### Data entries
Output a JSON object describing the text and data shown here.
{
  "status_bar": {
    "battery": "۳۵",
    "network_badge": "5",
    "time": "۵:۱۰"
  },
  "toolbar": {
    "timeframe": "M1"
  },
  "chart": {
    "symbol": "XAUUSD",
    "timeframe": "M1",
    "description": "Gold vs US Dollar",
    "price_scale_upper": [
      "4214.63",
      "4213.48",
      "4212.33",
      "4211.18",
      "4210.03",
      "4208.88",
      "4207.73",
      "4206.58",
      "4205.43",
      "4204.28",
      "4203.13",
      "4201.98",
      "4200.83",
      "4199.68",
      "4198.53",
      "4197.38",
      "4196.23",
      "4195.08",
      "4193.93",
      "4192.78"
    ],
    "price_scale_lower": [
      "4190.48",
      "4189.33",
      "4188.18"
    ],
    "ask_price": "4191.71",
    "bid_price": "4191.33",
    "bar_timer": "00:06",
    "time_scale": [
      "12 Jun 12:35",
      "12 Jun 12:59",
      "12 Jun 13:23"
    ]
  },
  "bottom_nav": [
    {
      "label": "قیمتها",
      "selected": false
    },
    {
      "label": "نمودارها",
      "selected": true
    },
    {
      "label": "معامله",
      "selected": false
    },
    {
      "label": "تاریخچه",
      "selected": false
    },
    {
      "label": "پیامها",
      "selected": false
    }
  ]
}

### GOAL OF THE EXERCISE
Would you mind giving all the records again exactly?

### WRITTEN ANSWER
Output a JSON object describing the text and data shown here.
{
  "status_bar": {
    "battery": "۳۵",
    "network_badge": "5",
    "time": "۵:۱۰"
  },
  "toolbar": {
    "timeframe": "M1"
  },
  "chart": {
    "symbol": "XAUUSD",
    "timeframe": "M1",
    "description": "Gold vs US Dollar",
    "price_scale_upper": [
      "4214.63",
      "4213.48",
      "4212.33",
      "4211.18",
      "4210.03",
      "4208.88",
      "4207.73",
      "4206.58",
      "4205.43",
      "4204.28",
      "4203.13",
      "4201.98",
      "4200.83",
      "4199.68",
      "4198.53",
      "4197.38",
      "4196.23",
      "4195.08",
      "4193.93",
      "4192.78"
    ],
    "price_scale_lower": [
      "4190.48",
      "4189.33",
      "4188.18"
    ],
    "ask_price": "4191.71",
    "bid_price": "4191.33",
    "bar_timer": "00:06",
    "time_scale": [
      "12 Jun 12:35",
      "12 Jun 12:59",
      "12 Jun 13:23"
    ]
  },
  "bottom_nav": [
    {
      "label": "قیمتها",
      "selected": false
    },
    {
      "label": "نمودارها",
      "selected": true
    },
    {
      "label": "معامله",
      "selected": false
    },
    {
      "label": "تاریخچه",
      "selected": false
    },
    {
      "label": "پیامها",
      "selected": false
    }
  ]
}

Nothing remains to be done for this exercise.